**Your task:**
A faithful copy of the entire listing is what is needed.

»»

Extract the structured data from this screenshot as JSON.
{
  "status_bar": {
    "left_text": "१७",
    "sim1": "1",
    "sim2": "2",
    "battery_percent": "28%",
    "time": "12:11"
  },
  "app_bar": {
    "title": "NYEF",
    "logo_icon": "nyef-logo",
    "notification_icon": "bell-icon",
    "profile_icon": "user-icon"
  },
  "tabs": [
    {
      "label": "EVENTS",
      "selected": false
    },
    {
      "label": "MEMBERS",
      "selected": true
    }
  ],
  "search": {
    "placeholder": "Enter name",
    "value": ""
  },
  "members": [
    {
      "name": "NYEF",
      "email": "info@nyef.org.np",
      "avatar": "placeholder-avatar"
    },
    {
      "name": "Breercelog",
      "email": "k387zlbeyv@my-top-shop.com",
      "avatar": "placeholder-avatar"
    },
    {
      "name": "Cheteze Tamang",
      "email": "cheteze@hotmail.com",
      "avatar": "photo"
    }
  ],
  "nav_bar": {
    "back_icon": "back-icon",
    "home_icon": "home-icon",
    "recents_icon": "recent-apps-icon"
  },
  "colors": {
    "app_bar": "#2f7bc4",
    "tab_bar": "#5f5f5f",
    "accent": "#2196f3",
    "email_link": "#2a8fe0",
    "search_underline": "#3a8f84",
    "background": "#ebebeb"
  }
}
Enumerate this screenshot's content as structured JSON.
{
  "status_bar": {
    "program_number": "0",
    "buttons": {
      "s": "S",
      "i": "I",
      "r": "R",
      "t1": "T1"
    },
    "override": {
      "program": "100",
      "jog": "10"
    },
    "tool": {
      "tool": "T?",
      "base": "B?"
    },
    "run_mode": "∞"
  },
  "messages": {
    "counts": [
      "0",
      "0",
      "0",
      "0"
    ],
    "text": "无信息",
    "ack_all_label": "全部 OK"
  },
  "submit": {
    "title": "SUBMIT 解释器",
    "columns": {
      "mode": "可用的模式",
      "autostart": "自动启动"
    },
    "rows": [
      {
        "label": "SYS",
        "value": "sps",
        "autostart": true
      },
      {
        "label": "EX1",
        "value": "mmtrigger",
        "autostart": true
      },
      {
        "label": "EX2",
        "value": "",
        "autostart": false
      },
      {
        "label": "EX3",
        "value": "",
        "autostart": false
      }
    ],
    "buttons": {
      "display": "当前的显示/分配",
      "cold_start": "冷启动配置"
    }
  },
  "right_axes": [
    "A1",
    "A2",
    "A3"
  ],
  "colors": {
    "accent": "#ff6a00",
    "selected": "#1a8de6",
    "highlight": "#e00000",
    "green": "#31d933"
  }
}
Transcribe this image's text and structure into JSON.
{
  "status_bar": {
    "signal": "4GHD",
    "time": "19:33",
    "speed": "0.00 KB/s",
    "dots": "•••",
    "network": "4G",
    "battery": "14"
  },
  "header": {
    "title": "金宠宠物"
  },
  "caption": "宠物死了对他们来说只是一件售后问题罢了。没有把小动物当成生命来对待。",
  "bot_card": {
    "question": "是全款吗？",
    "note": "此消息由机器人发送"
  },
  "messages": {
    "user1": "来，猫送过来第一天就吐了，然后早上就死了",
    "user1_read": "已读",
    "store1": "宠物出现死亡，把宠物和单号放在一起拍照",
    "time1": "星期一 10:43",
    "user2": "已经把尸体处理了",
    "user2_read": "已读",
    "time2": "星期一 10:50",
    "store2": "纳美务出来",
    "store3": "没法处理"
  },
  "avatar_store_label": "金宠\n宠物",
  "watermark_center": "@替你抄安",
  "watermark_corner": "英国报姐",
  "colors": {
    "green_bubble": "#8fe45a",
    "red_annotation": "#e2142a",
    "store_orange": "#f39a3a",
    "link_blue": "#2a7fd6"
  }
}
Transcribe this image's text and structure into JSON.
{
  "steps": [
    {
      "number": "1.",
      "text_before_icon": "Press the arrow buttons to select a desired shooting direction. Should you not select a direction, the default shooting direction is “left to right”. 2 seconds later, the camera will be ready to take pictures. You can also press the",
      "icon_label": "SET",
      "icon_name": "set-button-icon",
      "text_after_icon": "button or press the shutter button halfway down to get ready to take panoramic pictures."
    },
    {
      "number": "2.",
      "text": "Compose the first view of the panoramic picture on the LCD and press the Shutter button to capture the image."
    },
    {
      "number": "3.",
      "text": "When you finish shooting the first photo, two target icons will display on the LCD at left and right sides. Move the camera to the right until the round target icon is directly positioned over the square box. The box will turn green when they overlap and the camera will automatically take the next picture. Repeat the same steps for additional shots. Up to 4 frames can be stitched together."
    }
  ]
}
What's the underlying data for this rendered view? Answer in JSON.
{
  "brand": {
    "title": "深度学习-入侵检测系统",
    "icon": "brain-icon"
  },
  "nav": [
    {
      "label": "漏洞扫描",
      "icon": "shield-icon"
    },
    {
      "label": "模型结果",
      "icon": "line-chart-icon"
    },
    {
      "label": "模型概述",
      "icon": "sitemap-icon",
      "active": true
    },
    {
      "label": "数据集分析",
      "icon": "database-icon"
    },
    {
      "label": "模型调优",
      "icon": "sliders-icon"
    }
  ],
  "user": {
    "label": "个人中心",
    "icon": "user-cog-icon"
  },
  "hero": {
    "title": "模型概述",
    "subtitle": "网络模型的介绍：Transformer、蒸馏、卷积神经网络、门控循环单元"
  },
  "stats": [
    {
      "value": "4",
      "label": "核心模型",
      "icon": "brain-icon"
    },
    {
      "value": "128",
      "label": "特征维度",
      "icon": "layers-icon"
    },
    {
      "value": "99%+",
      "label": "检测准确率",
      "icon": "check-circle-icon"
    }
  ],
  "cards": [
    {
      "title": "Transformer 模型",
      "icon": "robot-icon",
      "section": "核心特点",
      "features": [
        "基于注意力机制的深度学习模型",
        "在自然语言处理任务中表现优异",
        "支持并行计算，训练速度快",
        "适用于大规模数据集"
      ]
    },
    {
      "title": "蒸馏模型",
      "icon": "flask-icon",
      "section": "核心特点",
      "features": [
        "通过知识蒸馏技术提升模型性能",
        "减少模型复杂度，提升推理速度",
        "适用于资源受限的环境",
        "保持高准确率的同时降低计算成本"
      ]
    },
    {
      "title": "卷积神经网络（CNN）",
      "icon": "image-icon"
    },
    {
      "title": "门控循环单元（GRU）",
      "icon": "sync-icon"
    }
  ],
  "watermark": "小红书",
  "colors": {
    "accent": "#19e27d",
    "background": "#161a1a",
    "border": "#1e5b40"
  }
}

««

**Exercise response:**
Extract the structured data from this screenshot as JSON.
{
  "status_bar": {
    "left_text": "१७",
    "sim1": "1",
    "sim2": "2",
    "battery_percent": "28%",
    "time": "12:11"
  },
  "app_bar": {
    "title": "NYEF",
    "logo_icon": "nyef-logo",
    "notification_icon": "bell-icon",
    "profile_icon": "user-icon"
  },
  "tabs": [
    {
      "label": "EVENTS",
      "selected": false
    },
    {
      "label": "MEMBERS",
      "selected": true
    }
  ],
  "search": {
    "placeholder": "Enter name",
    "value": ""
  },
  "members": [
    {
      "name": "NYEF",
      "email": "info@nyef.org.np",
      "avatar": "placeholder-avatar"
    },
    {
      "name": "Breercelog",
      "email": "k387zlbeyv@my-top-shop.com",
      "avatar": "placeholder-avatar"
    },
    {
      "name": "Cheteze Tamang",
      "email": "cheteze@hotmail.com",
      "avatar": "photo"
    }
  ],
  "nav_bar": {
    "back_icon": "back-icon",
    "home_icon": "home-icon",
    "recents_icon": "recent-apps-icon"
  },
  "colors": {
    "app_bar": "#2f7bc4",
    "tab_bar": "#5f5f5f",
    "accent": "#2196f3",
    "email_link": "#2a8fe0",
    "search_underline": "#3a8f84",
    "background": "#ebebeb"
  }
}
Enumerate this screenshot's content as structured JSON.
{
  "status_bar": {
    "program_number": "0",
    "buttons": {
      "s": "S",
      "i": "I",
      "r": "R",
      "t1": "T1"
    },
    "override": {
      "program": "100",
      "jog": "10"
    },
    "tool": {
      "tool": "T?",
      "base": "B?"
    },
    "run_mode": "∞"
  },
  "messages": {
    "counts": [
      "0",
      "0",
      "0",
      "0"
    ],
    "text": "无信息",
    "ack_all_label": "全部 OK"
  },
  "submit": {
    "title": "SUBMIT 解释器",
    "columns": {
      "mode": "可用的模式",
      "autostart": "自动启动"
    },
    "rows": [
      {
        "label": "SYS",
        "value": "sps",
        "autostart": true
      },
      {
        "label": "EX1",
        "value": "mmtrigger",
        "autostart": true
      },
      {
        "label": "EX2",
        "value": "",
        "autostart": false
      },
      {
        "label": "EX3",
        "value": "",
        "autostart": false
      }
    ],
    "buttons": {
      "display": "当前的显示/分配",
      "cold_start": "冷启动配置"
    }
  },
  "right_axes": [
    "A1",
    "A2",
    "A3"
  ],
  "colors": {
    "accent": "#ff6a00",
    "selected": "#1a8de6",
    "highlight": "#e00000",
    "green": "#31d933"
  }
}
Transcribe this image's text and structure into JSON.
{
  "status_bar": {
    "signal": "4GHD",
    "time": "19:33",
    "speed": "0.00 KB/s",
    "dots": "•••",
    "network": "4G",
    "battery": "14"
  },
  "header": {
    "title": "金宠宠物"
  },
  "caption": "宠物死了对他们来说只是一件售后问题罢了。没有把小动物当成生命来对待。",
  "bot_card": {
    "question": "是全款吗？",
    "note": "此消息由机器人发送"
  },
  "messages": {
    "user1": "来，猫送过来第一天就吐了，然后早上就死了",
    "user1_read": "已读",
    "store1": "宠物出现死亡，把宠物和单号放在一起拍照",
    "time1": "星期一 10:43",
    "user2": "已经把尸体处理了",
    "user2_read": "已读",
    "time2": "星期一 10:50",
    "store2": "纳美务出来",
    "store3": "没法处理"
  },
  "avatar_store_label": "金宠\n宠物",
  "watermark_center": "@替你抄安",
  "watermark_corner": "英国报姐",
  "colors": {
    "green_bubble": "#8fe45a",
    "red_annotation": "#e2142a",
    "store_orange": "#f39a3a",
    "link_blue": "#2a7fd6"
  }
}
Transcribe this image's text and structure into JSON.
{
  "steps": [
    {
      "number": "1.",
      "text_before_icon": "Press the arrow buttons to select a desired shooting direction. Should you not select a direction, the default shooting direction is “left to right”. 2 seconds later, the camera will be ready to take pictures. You can also press the",
      "icon_label": "SET",
      "icon_name": "set-button-icon",
      "text_after_icon": "button or press the shutter button halfway down to get ready to take panoramic pictures."
    },
    {
      "number": "2.",
      "text": "Compose the first view of the panoramic picture on the LCD and press the Shutter button to capture the image."
    },
    {
      "number": "3.",
      "text": "When you finish shooting the first photo, two target icons will display on the LCD at left and right sides. Move the camera to the right until the round target icon is directly positioned over the square box. The box will turn green when they overlap and the camera will automatically take the next picture. Repeat the same steps for additional shots. Up to 4 frames can be stitched together."
    }
  ]
}
What's the underlying data for this rendered view? Answer in JSON.
{
  "brand": {
    "title": "深度学习-入侵检测系统",
    "icon": "brain-icon"
  },
  "nav": [
    {
      "label": "漏洞扫描",
      "icon": "shield-icon"
    },
    {
      "label": "模型结果",
      "icon": "line-chart-icon"
    },
    {
      "label": "模型概述",
      "icon": "sitemap-icon",
      "active": true
    },
    {
      "label": "数据集分析",
      "icon": "database-icon"
    },
    {
      "label": "模型调优",
      "icon": "sliders-icon"
    }
  ],
  "user": {
    "label": "个人中心",
    "icon": "user-cog-icon"
  },
  "hero": {
    "title": "模型概述",
    "subtitle": "网络模型的介绍：Transformer、蒸馏、卷积神经网络、门控循环单元"
  },
  "stats": [
    {
      "value": "4",
      "label": "核心模型",
      "icon": "brain-icon"
    },
    {
      "value": "128",
      "label": "特征维度",
      "icon": "layers-icon"
    },
    {
      "value": "99%+",
      "label": "检测准确率",
      "icon": "check-circle-icon"
    }
  ],
  "cards": [
    {
      "title": "Transformer 模型",
      "icon": "robot-icon",
      "section": "核心特点",
      "features": [
        "基于注意力机制的深度学习模型",
        "在自然语言处理任务中表现优异",
        "支持并行计算，训练速度快",
        "适用于大规模数据集"
      ]
    },
    {
      "title": "蒸馏模型",
      "icon": "flask-icon",
      "section": "核心特点",
      "features": [
        "通过知识蒸馏技术提升模型性能",
        "减少模型复杂度，提升推理速度",
        "适用于资源受限的环境",
        "保持高准确率的同时降低计算成本"
      ]
    },
    {
      "title": "卷积神经网络（CNN）",
      "icon": "image-icon"
    },
    {
      "title": "门控循环单元（GRU）",
      "icon": "sync-icon"
    }
  ],
  "watermark": "小红书",
  "colors": {
    "accent": "#19e27d",
    "background": "#161a1a",
    "border": "#1e5b40"
  }
}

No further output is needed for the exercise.